* **What you are asked to do**
Your answer must be an exact copy of the listing, with the images left out.

* **Input for this task**
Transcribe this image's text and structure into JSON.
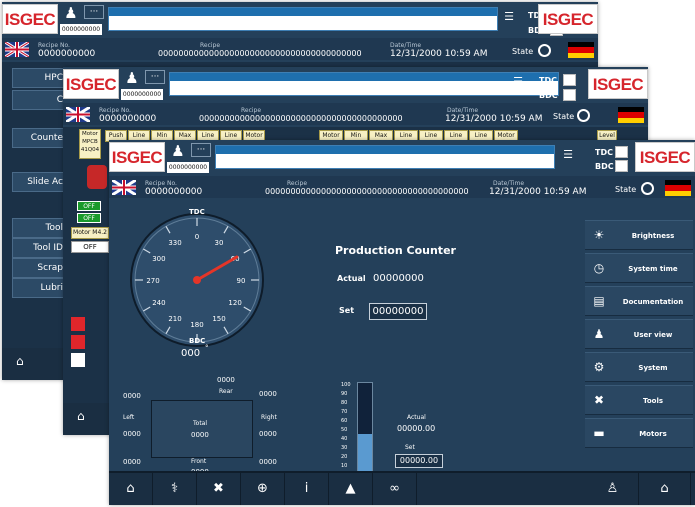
{
  "header": {
    "logo_text": "ISGEC",
    "user_id": "0000000000",
    "more_label": "···",
    "menu_icon": "☰",
    "tdc_label": "TDC",
    "bdc_label": "BDC",
    "recipe_no_label": "Recipe No.",
    "recipe_no_value": "0000000000",
    "recipe_label": "Recipe",
    "recipe_value": "0000000000000000000000000000000000000000",
    "datetime_label": "Date/Time",
    "datetime_value": "12/31/2000 10:59 AM",
    "state_label": "State"
  },
  "window1": {
    "side_buttons": [
      "HPC",
      "C",
      "Counte",
      "Slide Ac",
      "Tool",
      "Tool ID",
      "Scrap",
      "Lubri"
    ]
  },
  "window2": {
    "motor_box": "Motor MPCB 41Q04",
    "header_boxes_a": [
      "Push",
      "Line",
      "Min",
      "Max",
      "Line",
      "Line",
      "Motor"
    ],
    "header_boxes_b": [
      "Motor",
      "Min",
      "Max",
      "Line",
      "Line",
      "Line",
      "Line",
      "Motor"
    ],
    "level_label": "Level",
    "off1": "OFF",
    "off2": "OFF",
    "motor_m42": "Motor M4.2",
    "off3": "OFF"
  },
  "gauge": {
    "tdc_label": "TDC",
    "bdc_label": "BDC",
    "ticks": [
      "0",
      "30",
      "60",
      "90",
      "120",
      "150",
      "180",
      "210",
      "240",
      "270",
      "300",
      "330"
    ],
    "angle_degrees": 60,
    "angle_value": "000",
    "angle_unit": "°"
  },
  "counter": {
    "title": "Production Counter",
    "actual_label": "Actual",
    "actual_value": "00000000",
    "set_label": "Set",
    "set_value": "00000000"
  },
  "tonnage": {
    "rear_value": "0000",
    "rear_label": "Rear",
    "rear_left_value": "0000",
    "rear_right_value": "0000",
    "left_label": "Left",
    "left_value": "0000",
    "right_label": "Right",
    "right_value": "0000",
    "total_label": "Total",
    "total_value": "0000",
    "front_label": "Front",
    "front_value": "0000",
    "front_left_value": "0000",
    "front_right_value": "0000"
  },
  "scale": {
    "ticks": [
      "100",
      "90",
      "80",
      "70",
      "60",
      "50",
      "40",
      "30",
      "20",
      "10"
    ],
    "fill_fraction": 0.45,
    "actual_label": "Actual",
    "actual_value": "00000.00",
    "set_label": "Set",
    "set_value": "00000.00"
  },
  "side_menu": [
    {
      "label": "Brightness",
      "icon": "brightness-icon"
    },
    {
      "label": "System time",
      "icon": "clock-icon"
    },
    {
      "label": "Documentation",
      "icon": "document-icon"
    },
    {
      "label": "User view",
      "icon": "user-icon"
    },
    {
      "label": "System",
      "icon": "gear-icon"
    },
    {
      "label": "Tools",
      "icon": "tools-icon"
    },
    {
      "label": "Motors",
      "icon": "motor-icon"
    }
  ],
  "footer": [
    {
      "icon": "home-machine-icon",
      "glyph": "⌂"
    },
    {
      "icon": "stethoscope-icon",
      "glyph": "⚕"
    },
    {
      "icon": "tools-icon",
      "glyph": "✖"
    },
    {
      "icon": "globe-icon",
      "glyph": "⊕"
    },
    {
      "icon": "info-icon",
      "glyph": "i"
    },
    {
      "icon": "edit-icon",
      "glyph": "▲"
    },
    {
      "icon": "glasses-icon",
      "glyph": "∞"
    },
    {
      "icon": "user-icon",
      "glyph": "♙"
    },
    {
      "icon": "home-icon",
      "glyph": "⌂"
    }
  ],
  "colors": {
    "panel": "#24405a",
    "logo_red": "#d6252c",
    "gauge_needle": "#e53528",
    "scale_fill": "#5a9ad0"
  }
}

* **Written solution**
Transcribe this image's text and structure into JSON.
{
  "header": {
    "logo_text": "ISGEC",
    "user_id": "0000000000",
    "more_label": "···",
    "menu_icon": "☰",
    "tdc_label": "TDC",
    "bdc_label": "BDC",
    "recipe_no_label": "Recipe No.",
    "recipe_no_value": "0000000000",
    "recipe_label": "Recipe",
    "recipe_value": "0000000000000000000000000000000000000000",
    "datetime_label": "Date/Time",
    "datetime_value": "12/31/2000 10:59 AM",
    "state_label": "State"
  },
  "window1": {
    "side_buttons": [
      "HPC",
      "C",
      "Counte",
      "Slide Ac",
      "Tool",
      "Tool ID",
      "Scrap",
      "Lubri"
    ]
  },
  "window2": {
    "motor_box": "Motor MPCB 41Q04",
    "header_boxes_a": [
      "Push",
      "Line",
      "Min",
      "Max",
      "Line",
      "Line",
      "Motor"
    ],
    "header_boxes_b": [
      "Motor",
      "Min",
      "Max",
      "Line",
      "Line",
      "Line",
      "Line",
      "Motor"
    ],
    "level_label": "Level",
    "off1": "OFF",
    "off2": "OFF",
    "motor_m42": "Motor M4.2",
    "off3": "OFF"
  },
  "gauge": {
    "tdc_label": "TDC",
    "bdc_label": "BDC",
    "ticks": [
      "0",
      "30",
      "60",
      "90",
      "120",
      "150",
      "180",
      "210",
      "240",
      "270",
      "300",
      "330"
    ],
    "angle_degrees": 60,
    "angle_value": "000",
    "angle_unit": "°"
  },
  "counter": {
    "title": "Production Counter",
    "actual_label": "Actual",
    "actual_value": "00000000",
    "set_label": "Set",
    "set_value": "00000000"
  },
  "tonnage": {
    "rear_value": "0000",
    "rear_label": "Rear",
    "rear_left_value": "0000",
    "rear_right_value": "0000",
    "left_label": "Left",
    "left_value": "0000",
    "right_label": "Right",
    "right_value": "0000",
    "total_label": "Total",
    "total_value": "0000",
    "front_label": "Front",
    "front_value": "0000",
    "front_left_value": "0000",
    "front_right_value": "0000"
  },
  "scale": {
    "ticks": [
      "100",
      "90",
      "80",
      "70",
      "60",
      "50",
      "40",
      "30",
      "20",
      "10"
    ],
    "fill_fraction": 0.45,
    "actual_label": "Actual",
    "actual_value": "00000.00",
    "set_label": "Set",
    "set_value": "00000.00"
  },
  "side_menu": [
    {
      "label": "Brightness",
      "icon": "brightness-icon"
    },
    {
      "label": "System time",
      "icon": "clock-icon"
    },
    {
      "label": "Documentation",
      "icon": "document-icon"
    },
    {
      "label": "User view",
      "icon": "user-icon"
    },
    {
      "label": "System",
      "icon": "gear-icon"
    },
    {
      "label": "Tools",
      "icon": "tools-icon"
    },
    {
      "label": "Motors",
      "icon": "motor-icon"
    }
  ],
  "footer": [
    {
      "icon": "home-machine-icon",
      "glyph": "⌂"
    },
    {
      "icon": "stethoscope-icon",
      "glyph": "⚕"
    },
    {
      "icon": "tools-icon",
      "glyph": "✖"
    },
    {
      "icon": "globe-icon",
      "glyph": "⊕"
    },
    {
      "icon": "info-icon",
      "glyph": "i"
    },
    {
      "icon": "edit-icon",
      "glyph": "▲"
    },
    {
      "icon": "glasses-icon",
      "glyph": "∞"
    },
    {
      "icon": "user-icon",
      "glyph": "♙"
    },
    {
      "icon": "home-icon",
      "glyph": "⌂"
    }
  ],
  "colors": {
    "panel": "#24405a",
    "logo_red": "#d6252c",
    "gauge_needle": "#e53528",
    "scale_fill": "#5a9ad0"
  }
}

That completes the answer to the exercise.